Work task ->
Once the pictures are set aside, copy the data below exactly as it stands.
+ + + + + + +
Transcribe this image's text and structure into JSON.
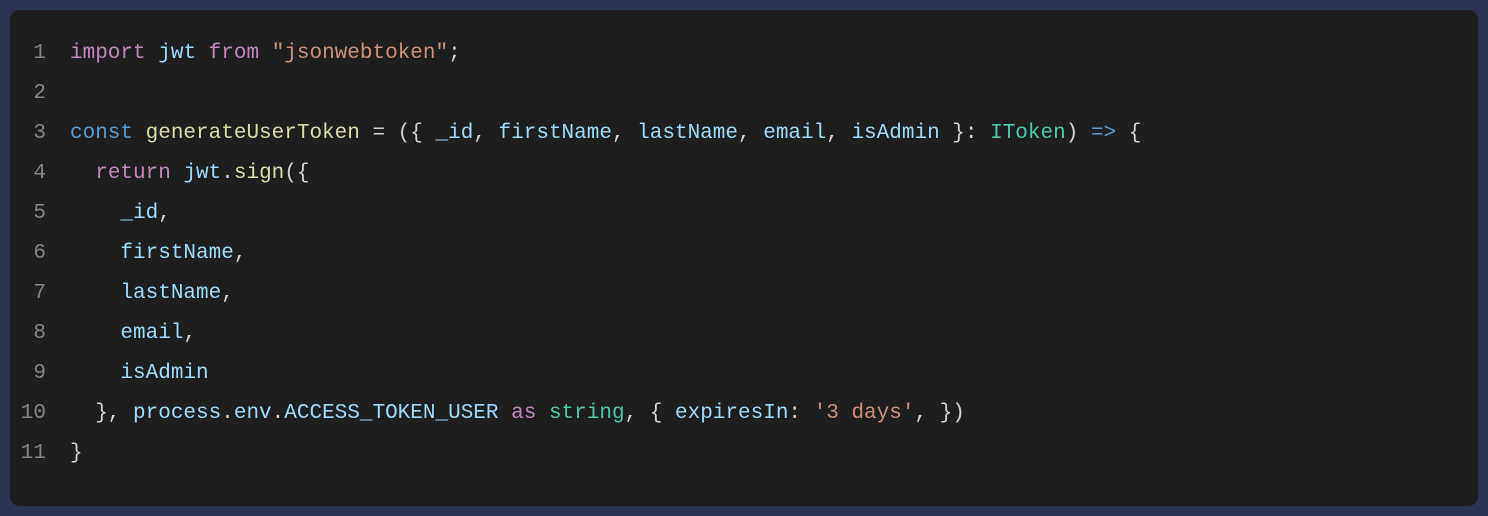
{
  "code": {
    "lines": [
      {
        "num": "1",
        "tokens": [
          {
            "cls": "tok-keyword",
            "t": "import"
          },
          {
            "cls": "tok-punct",
            "t": " "
          },
          {
            "cls": "tok-ident",
            "t": "jwt"
          },
          {
            "cls": "tok-punct",
            "t": " "
          },
          {
            "cls": "tok-keyword",
            "t": "from"
          },
          {
            "cls": "tok-punct",
            "t": " "
          },
          {
            "cls": "tok-string",
            "t": "\"jsonwebtoken\""
          },
          {
            "cls": "tok-punct",
            "t": ";"
          }
        ]
      },
      {
        "num": "2",
        "tokens": []
      },
      {
        "num": "3",
        "tokens": [
          {
            "cls": "tok-const",
            "t": "const"
          },
          {
            "cls": "tok-punct",
            "t": " "
          },
          {
            "cls": "tok-func",
            "t": "generateUserToken"
          },
          {
            "cls": "tok-punct",
            "t": " = ({ "
          },
          {
            "cls": "tok-ident",
            "t": "_id"
          },
          {
            "cls": "tok-punct",
            "t": ", "
          },
          {
            "cls": "tok-ident",
            "t": "firstName"
          },
          {
            "cls": "tok-punct",
            "t": ", "
          },
          {
            "cls": "tok-ident",
            "t": "lastName"
          },
          {
            "cls": "tok-punct",
            "t": ", "
          },
          {
            "cls": "tok-ident",
            "t": "email"
          },
          {
            "cls": "tok-punct",
            "t": ", "
          },
          {
            "cls": "tok-ident",
            "t": "isAdmin"
          },
          {
            "cls": "tok-punct",
            "t": " }: "
          },
          {
            "cls": "tok-type",
            "t": "IToken"
          },
          {
            "cls": "tok-punct",
            "t": ") "
          },
          {
            "cls": "tok-const",
            "t": "=>"
          },
          {
            "cls": "tok-punct",
            "t": " {"
          }
        ]
      },
      {
        "num": "4",
        "tokens": [
          {
            "cls": "tok-punct",
            "t": "  "
          },
          {
            "cls": "tok-keyword",
            "t": "return"
          },
          {
            "cls": "tok-punct",
            "t": " "
          },
          {
            "cls": "tok-ident",
            "t": "jwt"
          },
          {
            "cls": "tok-punct",
            "t": "."
          },
          {
            "cls": "tok-func",
            "t": "sign"
          },
          {
            "cls": "tok-punct",
            "t": "({"
          }
        ]
      },
      {
        "num": "5",
        "tokens": [
          {
            "cls": "tok-punct",
            "t": "    "
          },
          {
            "cls": "tok-ident",
            "t": "_id"
          },
          {
            "cls": "tok-punct",
            "t": ","
          }
        ]
      },
      {
        "num": "6",
        "tokens": [
          {
            "cls": "tok-punct",
            "t": "    "
          },
          {
            "cls": "tok-ident",
            "t": "firstName"
          },
          {
            "cls": "tok-punct",
            "t": ","
          }
        ]
      },
      {
        "num": "7",
        "tokens": [
          {
            "cls": "tok-punct",
            "t": "    "
          },
          {
            "cls": "tok-ident",
            "t": "lastName"
          },
          {
            "cls": "tok-punct",
            "t": ","
          }
        ]
      },
      {
        "num": "8",
        "tokens": [
          {
            "cls": "tok-punct",
            "t": "    "
          },
          {
            "cls": "tok-ident",
            "t": "email"
          },
          {
            "cls": "tok-punct",
            "t": ","
          }
        ]
      },
      {
        "num": "9",
        "tokens": [
          {
            "cls": "tok-punct",
            "t": "    "
          },
          {
            "cls": "tok-ident",
            "t": "isAdmin"
          }
        ]
      },
      {
        "num": "10",
        "tokens": [
          {
            "cls": "tok-punct",
            "t": "  }, "
          },
          {
            "cls": "tok-ident",
            "t": "process"
          },
          {
            "cls": "tok-punct",
            "t": "."
          },
          {
            "cls": "tok-ident",
            "t": "env"
          },
          {
            "cls": "tok-punct",
            "t": "."
          },
          {
            "cls": "tok-prop",
            "t": "ACCESS_TOKEN_USER"
          },
          {
            "cls": "tok-punct",
            "t": " "
          },
          {
            "cls": "tok-keyword",
            "t": "as"
          },
          {
            "cls": "tok-punct",
            "t": " "
          },
          {
            "cls": "tok-type",
            "t": "string"
          },
          {
            "cls": "tok-punct",
            "t": ", { "
          },
          {
            "cls": "tok-ident",
            "t": "expiresIn"
          },
          {
            "cls": "tok-punct",
            "t": ": "
          },
          {
            "cls": "tok-string",
            "t": "'3 days'"
          },
          {
            "cls": "tok-punct",
            "t": ", })"
          }
        ]
      },
      {
        "num": "11",
        "tokens": [
          {
            "cls": "tok-punct",
            "t": "}"
          }
        ]
      }
    ]
  }
}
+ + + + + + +
Written answer ->
Transcribe this image's text and structure into JSON.
{
  "code": {
    "lines": [
      {
        "num": "1",
        "tokens": [
          {
            "cls": "tok-keyword",
            "t": "import"
          },
          {
            "cls": "tok-punct",
            "t": " "
          },
          {
            "cls": "tok-ident",
            "t": "jwt"
          },
          {
            "cls": "tok-punct",
            "t": " "
          },
          {
            "cls": "tok-keyword",
            "t": "from"
          },
          {
            "cls": "tok-punct",
            "t": " "
          },
          {
            "cls": "tok-string",
            "t": "\"jsonwebtoken\""
          },
          {
            "cls": "tok-punct",
            "t": ";"
          }
        ]
      },
      {
        "num": "2",
        "tokens": []
      },
      {
        "num": "3",
        "tokens": [
          {
            "cls": "tok-const",
            "t": "const"
          },
          {
            "cls": "tok-punct",
            "t": " "
          },
          {
            "cls": "tok-func",
            "t": "generateUserToken"
          },
          {
            "cls": "tok-punct",
            "t": " = ({ "
          },
          {
            "cls": "tok-ident",
            "t": "_id"
          },
          {
            "cls": "tok-punct",
            "t": ", "
          },
          {
            "cls": "tok-ident",
            "t": "firstName"
          },
          {
            "cls": "tok-punct",
            "t": ", "
          },
          {
            "cls": "tok-ident",
            "t": "lastName"
          },
          {
            "cls": "tok-punct",
            "t": ", "
          },
          {
            "cls": "tok-ident",
            "t": "email"
          },
          {
            "cls": "tok-punct",
            "t": ", "
          },
          {
            "cls": "tok-ident",
            "t": "isAdmin"
          },
          {
            "cls": "tok-punct",
            "t": " }: "
          },
          {
            "cls": "tok-type",
            "t": "IToken"
          },
          {
            "cls": "tok-punct",
            "t": ") "
          },
          {
            "cls": "tok-const",
            "t": "=>"
          },
          {
            "cls": "tok-punct",
            "t": " {"
          }
        ]
      },
      {
        "num": "4",
        "tokens": [
          {
            "cls": "tok-punct",
            "t": "  "
          },
          {
            "cls": "tok-keyword",
            "t": "return"
          },
          {
            "cls": "tok-punct",
            "t": " "
          },
          {
            "cls": "tok-ident",
            "t": "jwt"
          },
          {
            "cls": "tok-punct",
            "t": "."
          },
          {
            "cls": "tok-func",
            "t": "sign"
          },
          {
            "cls": "tok-punct",
            "t": "({"
          }
        ]
      },
      {
        "num": "5",
        "tokens": [
          {
            "cls": "tok-punct",
            "t": "    "
          },
          {
            "cls": "tok-ident",
            "t": "_id"
          },
          {
            "cls": "tok-punct",
            "t": ","
          }
        ]
      },
      {
        "num": "6",
        "tokens": [
          {
            "cls": "tok-punct",
            "t": "    "
          },
          {
            "cls": "tok-ident",
            "t": "firstName"
          },
          {
            "cls": "tok-punct",
            "t": ","
          }
        ]
      },
      {
        "num": "7",
        "tokens": [
          {
            "cls": "tok-punct",
            "t": "    "
          },
          {
            "cls": "tok-ident",
            "t": "lastName"
          },
          {
            "cls": "tok-punct",
            "t": ","
          }
        ]
      },
      {
        "num": "8",
        "tokens": [
          {
            "cls": "tok-punct",
            "t": "    "
          },
          {
            "cls": "tok-ident",
            "t": "email"
          },
          {
            "cls": "tok-punct",
            "t": ","
          }
        ]
      },
      {
        "num": "9",
        "tokens": [
          {
            "cls": "tok-punct",
            "t": "    "
          },
          {
            "cls": "tok-ident",
            "t": "isAdmin"
          }
        ]
      },
      {
        "num": "10",
        "tokens": [
          {
            "cls": "tok-punct",
            "t": "  }, "
          },
          {
            "cls": "tok-ident",
            "t": "process"
          },
          {
            "cls": "tok-punct",
            "t": "."
          },
          {
            "cls": "tok-ident",
            "t": "env"
          },
          {
            "cls": "tok-punct",
            "t": "."
          },
          {
            "cls": "tok-prop",
            "t": "ACCESS_TOKEN_USER"
          },
          {
            "cls": "tok-punct",
            "t": " "
          },
          {
            "cls": "tok-keyword",
            "t": "as"
          },
          {
            "cls": "tok-punct",
            "t": " "
          },
          {
            "cls": "tok-type",
            "t": "string"
          },
          {
            "cls": "tok-punct",
            "t": ", { "
          },
          {
            "cls": "tok-ident",
            "t": "expiresIn"
          },
          {
            "cls": "tok-punct",
            "t": ": "
          },
          {
            "cls": "tok-string",
            "t": "'3 days'"
          },
          {
            "cls": "tok-punct",
            "t": ", })"
          }
        ]
      },
      {
        "num": "11",
        "tokens": [
          {
            "cls": "tok-punct",
            "t": "}"
          }
        ]
      }
    ]
  }
}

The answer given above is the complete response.